MOOCs and Open Education in the CTLT Newsletter

The January edition of the CTLT Newsletter features a couple of different interviews about MOOCs and Open Education at UBC.  In an article about the UBC MOOC pilot, Kevin Leyton-Brown and Rosie Redfield describe some of the structures and strategies they’ve implemented or are developing for their Coursera courses, for example:

Kevin notes that Game Theory is about how different people interact with each other, and the course uses the online lab and discussion forum to allow students to work out concepts that are brought up in the course. “We built a platform at UBC for people around the world to play games. Students are matched up with others around the world to figure out what happened. As we illustrate a concept, we tell them, go off to this game server at UBC to work on the concepts.”

Additionally, the CTLT Newsletter features an interview with Simon Bates and Michelle Lamberson, Directors of the CTLT, on their thoughts about Open Education at UBC:

Simon Bates: I think, as well, with the idea of something that’s open being something that’s shareable, is the idea that it can be built upon and extended.

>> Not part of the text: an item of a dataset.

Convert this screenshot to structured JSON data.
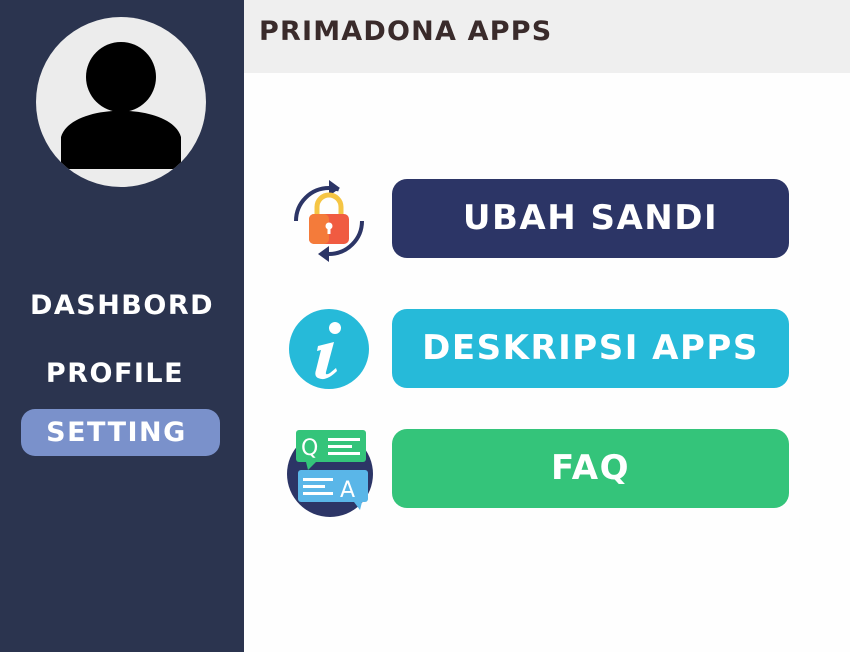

It’s not fixed in a way where something is locked down or closed. I think that’s interesting because you can get the unintended consequences of things being developed further than you ever thought. Going far beyond the original use situations, following the example of moving from a closed space into a more open space, you can get that participation and collaboration to actually extend the classroom…

Michelle Lamberson: I’m constantly amazed at the number of ways UBC is engaged in open initiatives – open data, open access journals, or open source code – the efforts are substantial and meaningful. There is a whole community trying new things and contributing to new forms of scholarship, and we want to start thinking about how we link those efforts back to the teaching and learning space. These efforts represent discovery and encourage learning, and support the teaching and learning and research mission of the campus.